§ **WHAT TO DO**
From the first line to the last, please write out the data exactly.

# # # #

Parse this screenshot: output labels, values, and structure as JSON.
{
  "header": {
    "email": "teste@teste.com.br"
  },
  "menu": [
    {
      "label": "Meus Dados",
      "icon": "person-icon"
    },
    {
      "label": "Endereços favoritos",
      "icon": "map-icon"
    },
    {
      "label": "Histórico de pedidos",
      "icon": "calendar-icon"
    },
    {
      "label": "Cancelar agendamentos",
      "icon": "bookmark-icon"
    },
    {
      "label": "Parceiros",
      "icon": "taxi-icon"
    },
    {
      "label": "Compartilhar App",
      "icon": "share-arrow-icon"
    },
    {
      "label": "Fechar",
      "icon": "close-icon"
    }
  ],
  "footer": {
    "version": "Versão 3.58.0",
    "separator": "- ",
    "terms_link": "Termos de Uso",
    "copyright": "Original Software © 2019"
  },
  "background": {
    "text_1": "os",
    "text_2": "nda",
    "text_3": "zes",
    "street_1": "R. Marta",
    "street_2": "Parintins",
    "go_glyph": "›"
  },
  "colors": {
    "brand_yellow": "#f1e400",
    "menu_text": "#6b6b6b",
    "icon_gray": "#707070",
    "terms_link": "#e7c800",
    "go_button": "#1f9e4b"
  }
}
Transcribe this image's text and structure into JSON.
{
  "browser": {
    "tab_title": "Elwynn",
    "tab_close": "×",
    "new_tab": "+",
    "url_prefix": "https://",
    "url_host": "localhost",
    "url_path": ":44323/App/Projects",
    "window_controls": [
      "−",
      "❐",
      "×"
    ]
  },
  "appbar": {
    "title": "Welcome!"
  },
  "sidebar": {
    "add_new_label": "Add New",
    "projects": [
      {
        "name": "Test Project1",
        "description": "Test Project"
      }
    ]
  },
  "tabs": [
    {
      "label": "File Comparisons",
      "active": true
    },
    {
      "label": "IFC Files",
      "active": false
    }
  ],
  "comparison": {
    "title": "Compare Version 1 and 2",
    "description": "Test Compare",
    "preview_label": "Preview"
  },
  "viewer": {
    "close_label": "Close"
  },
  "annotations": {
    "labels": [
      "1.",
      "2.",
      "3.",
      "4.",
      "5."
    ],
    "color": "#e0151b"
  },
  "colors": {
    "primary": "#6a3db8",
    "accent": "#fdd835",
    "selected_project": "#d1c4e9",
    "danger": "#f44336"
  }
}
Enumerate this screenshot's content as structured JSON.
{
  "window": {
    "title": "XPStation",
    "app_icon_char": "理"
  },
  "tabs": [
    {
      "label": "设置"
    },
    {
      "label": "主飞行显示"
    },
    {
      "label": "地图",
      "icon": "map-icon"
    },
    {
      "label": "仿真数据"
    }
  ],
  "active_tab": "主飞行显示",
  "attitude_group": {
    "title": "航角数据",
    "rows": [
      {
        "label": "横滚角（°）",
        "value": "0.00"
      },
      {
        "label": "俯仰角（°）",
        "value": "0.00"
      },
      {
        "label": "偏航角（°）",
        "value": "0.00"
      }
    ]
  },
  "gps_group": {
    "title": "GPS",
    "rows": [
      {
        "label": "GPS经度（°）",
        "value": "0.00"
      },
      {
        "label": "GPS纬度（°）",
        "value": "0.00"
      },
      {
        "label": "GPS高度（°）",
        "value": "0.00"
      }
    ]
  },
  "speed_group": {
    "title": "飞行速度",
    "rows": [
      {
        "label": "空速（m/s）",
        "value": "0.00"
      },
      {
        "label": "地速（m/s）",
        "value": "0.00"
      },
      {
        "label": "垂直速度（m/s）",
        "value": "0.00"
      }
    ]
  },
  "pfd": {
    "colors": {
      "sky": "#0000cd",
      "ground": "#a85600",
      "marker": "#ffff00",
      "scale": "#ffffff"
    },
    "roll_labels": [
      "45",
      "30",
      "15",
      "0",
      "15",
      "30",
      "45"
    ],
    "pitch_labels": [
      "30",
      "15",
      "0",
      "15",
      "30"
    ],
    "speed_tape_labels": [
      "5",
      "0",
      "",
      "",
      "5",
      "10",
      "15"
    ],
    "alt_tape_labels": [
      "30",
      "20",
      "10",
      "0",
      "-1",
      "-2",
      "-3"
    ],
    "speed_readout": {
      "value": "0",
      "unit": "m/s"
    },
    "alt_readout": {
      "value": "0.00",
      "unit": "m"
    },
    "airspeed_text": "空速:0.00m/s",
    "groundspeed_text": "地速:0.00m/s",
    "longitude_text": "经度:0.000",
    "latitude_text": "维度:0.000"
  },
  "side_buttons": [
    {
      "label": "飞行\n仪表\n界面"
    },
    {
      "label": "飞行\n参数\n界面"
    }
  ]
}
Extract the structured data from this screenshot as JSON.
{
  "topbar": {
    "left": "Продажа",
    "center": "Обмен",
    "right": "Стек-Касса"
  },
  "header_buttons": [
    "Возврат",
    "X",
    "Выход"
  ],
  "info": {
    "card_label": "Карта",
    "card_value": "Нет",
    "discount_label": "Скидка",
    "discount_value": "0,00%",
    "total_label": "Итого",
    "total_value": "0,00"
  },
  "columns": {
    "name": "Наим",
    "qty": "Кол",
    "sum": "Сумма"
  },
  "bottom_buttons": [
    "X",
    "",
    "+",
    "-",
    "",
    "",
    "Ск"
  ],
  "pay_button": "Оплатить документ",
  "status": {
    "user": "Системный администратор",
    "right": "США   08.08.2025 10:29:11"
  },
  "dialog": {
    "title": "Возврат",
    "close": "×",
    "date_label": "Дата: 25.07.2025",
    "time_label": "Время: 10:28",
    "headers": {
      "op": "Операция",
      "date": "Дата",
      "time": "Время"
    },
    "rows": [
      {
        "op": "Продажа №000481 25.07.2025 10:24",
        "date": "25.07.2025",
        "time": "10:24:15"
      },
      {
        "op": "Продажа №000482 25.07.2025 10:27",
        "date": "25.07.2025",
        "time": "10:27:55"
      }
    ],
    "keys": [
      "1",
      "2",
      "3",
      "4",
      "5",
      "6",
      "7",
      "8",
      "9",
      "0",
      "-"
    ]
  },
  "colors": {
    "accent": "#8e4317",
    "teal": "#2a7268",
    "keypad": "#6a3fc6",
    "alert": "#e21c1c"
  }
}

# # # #

§ **COMPLETED TASK**
Parse this screenshot: output labels, values, and structure as JSON.
{
  "header": {
    "email": "teste@teste.com.br"
  },
  "menu": [
    {
      "label": "Meus Dados",
      "icon": "person-icon"
    },
    {
      "label": "Endereços favoritos",
      "icon": "map-icon"
    },
    {
      "label": "Histórico de pedidos",
      "icon": "calendar-icon"
    },
    {
      "label": "Cancelar agendamentos",
      "icon": "bookmark-icon"
    },
    {
      "label": "Parceiros",
      "icon": "taxi-icon"
    },
    {
      "label": "Compartilhar App",
      "icon": "share-arrow-icon"
    },
    {
      "label": "Fechar",
      "icon": "close-icon"
    }
  ],
  "footer": {
    "version": "Versão 3.58.0",
    "separator": "- ",
    "terms_link": "Termos de Uso",
    "copyright": "Original Software © 2019"
  },
  "background": {
    "text_1": "os",
    "text_2": "nda",
    "text_3": "zes",
    "street_1": "R. Marta",
    "street_2": "Parintins",
    "go_glyph": "›"
  },
  "colors": {
    "brand_yellow": "#f1e400",
    "menu_text": "#6b6b6b",
    "icon_gray": "#707070",
    "terms_link": "#e7c800",
    "go_button": "#1f9e4b"
  }
}
Transcribe this image's text and structure into JSON.
{
  "browser": {
    "tab_title": "Elwynn",
    "tab_close": "×",
    "new_tab": "+",
    "url_prefix": "https://",
    "url_host": "localhost",
    "url_path": ":44323/App/Projects",
    "window_controls": [
      "−",
      "❐",
      "×"
    ]
  },
  "appbar": {
    "title": "Welcome!"
  },
  "sidebar": {
    "add_new_label": "Add New",
    "projects": [
      {
        "name": "Test Project1",
        "description": "Test Project"
      }
    ]
  },
  "tabs": [
    {
      "label": "File Comparisons",
      "active": true
    },
    {
      "label": "IFC Files",
      "active": false
    }
  ],
  "comparison": {
    "title": "Compare Version 1 and 2",
    "description": "Test Compare",
    "preview_label": "Preview"
  },
  "viewer": {
    "close_label": "Close"
  },
  "annotations": {
    "labels": [
      "1.",
      "2.",
      "3.",
      "4.",
      "5."
    ],
    "color": "#e0151b"
  },
  "colors": {
    "primary": "#6a3db8",
    "accent": "#fdd835",
    "selected_project": "#d1c4e9",
    "danger": "#f44336"
  }
}
Enumerate this screenshot's content as structured JSON.
{
  "window": {
    "title": "XPStation",
    "app_icon_char": "理"
  },
  "tabs": [
    {
      "label": "设置"
    },
    {
      "label": "主飞行显示"
    },
    {
      "label": "地图",
      "icon": "map-icon"
    },
    {
      "label": "仿真数据"
    }
  ],
  "active_tab": "主飞行显示",
  "attitude_group": {
    "title": "航角数据",
    "rows": [
      {
        "label": "横滚角（°）",
        "value": "0.00"
      },
      {
        "label": "俯仰角（°）",
        "value": "0.00"
      },
      {
        "label": "偏航角（°）",
        "value": "0.00"
      }
    ]
  },
  "gps_group": {
    "title": "GPS",
    "rows": [
      {
        "label": "GPS经度（°）",
        "value": "0.00"
      },
      {
        "label": "GPS纬度（°）",
        "value": "0.00"
      },
      {
        "label": "GPS高度（°）",
        "value": "0.00"
      }
    ]
  },
  "speed_group": {
    "title": "飞行速度",
    "rows": [
      {
        "label": "空速（m/s）",
        "value": "0.00"
      },
      {
        "label": "地速（m/s）",
        "value": "0.00"
      },
      {
        "label": "垂直速度（m/s）",
        "value": "0.00"
      }
    ]
  },
  "pfd": {
    "colors": {
      "sky": "#0000cd",
      "ground": "#a85600",
      "marker": "#ffff00",
      "scale": "#ffffff"
    },
    "roll_labels": [
      "45",
      "30",
      "15",
      "0",
      "15",
      "30",
      "45"
    ],
    "pitch_labels": [
      "30",
      "15",
      "0",
      "15",
      "30"
    ],
    "speed_tape_labels": [
      "5",
      "0",
      "",
      "",
      "5",
      "10",
      "15"
    ],
    "alt_tape_labels": [
      "30",
      "20",
      "10",
      "0",
      "-1",
      "-2",
      "-3"
    ],
    "speed_readout": {
      "value": "0",
      "unit": "m/s"
    },
    "alt_readout": {
      "value": "0.00",
      "unit": "m"
    },
    "airspeed_text": "空速:0.00m/s",
    "groundspeed_text": "地速:0.00m/s",
    "longitude_text": "经度:0.000",
    "latitude_text": "维度:0.000"
  },
  "side_buttons": [
    {
      "label": "飞行\n仪表\n界面"
    },
    {
      "label": "飞行\n参数\n界面"
    }
  ]
}
Extract the structured data from this screenshot as JSON.
{
  "topbar": {
    "left": "Продажа",
    "center": "Обмен",
    "right": "Стек-Касса"
  },
  "header_buttons": [
    "Возврат",
    "X",
    "Выход"
  ],
  "info": {
    "card_label": "Карта",
    "card_value": "Нет",
    "discount_label": "Скидка",
    "discount_value": "0,00%",
    "total_label": "Итого",
    "total_value": "0,00"
  },
  "columns": {
    "name": "Наим",
    "qty": "Кол",
    "sum": "Сумма"
  },
  "bottom_buttons": [
    "X",
    "",
    "+",
    "-",
    "",
    "",
    "Ск"
  ],
  "pay_button": "Оплатить документ",
  "status": {
    "user": "Системный администратор",
    "right": "США   08.08.2025 10:29:11"
  },
  "dialog": {
    "title": "Возврат",
    "close": "×",
    "date_label": "Дата: 25.07.2025",
    "time_label": "Время: 10:28",
    "headers": {
      "op": "Операция",
      "date": "Дата",
      "time": "Время"
    },
    "rows": [
      {
        "op": "Продажа №000481 25.07.2025 10:24",
        "date": "25.07.2025",
        "time": "10:24:15"
      },
      {
        "op": "Продажа №000482 25.07.2025 10:27",
        "date": "25.07.2025",
        "time": "10:27:55"
      }
    ],
    "keys": [
      "1",
      "2",
      "3",
      "4",
      "5",
      "6",
      "7",
      "8",
      "9",
      "0",
      "-"
    ]
  },
  "colors": {
    "accent": "#8e4317",
    "teal": "#2a7268",
    "keypad": "#6a3fc6",
    "alert": "#e21c1c"
  }
}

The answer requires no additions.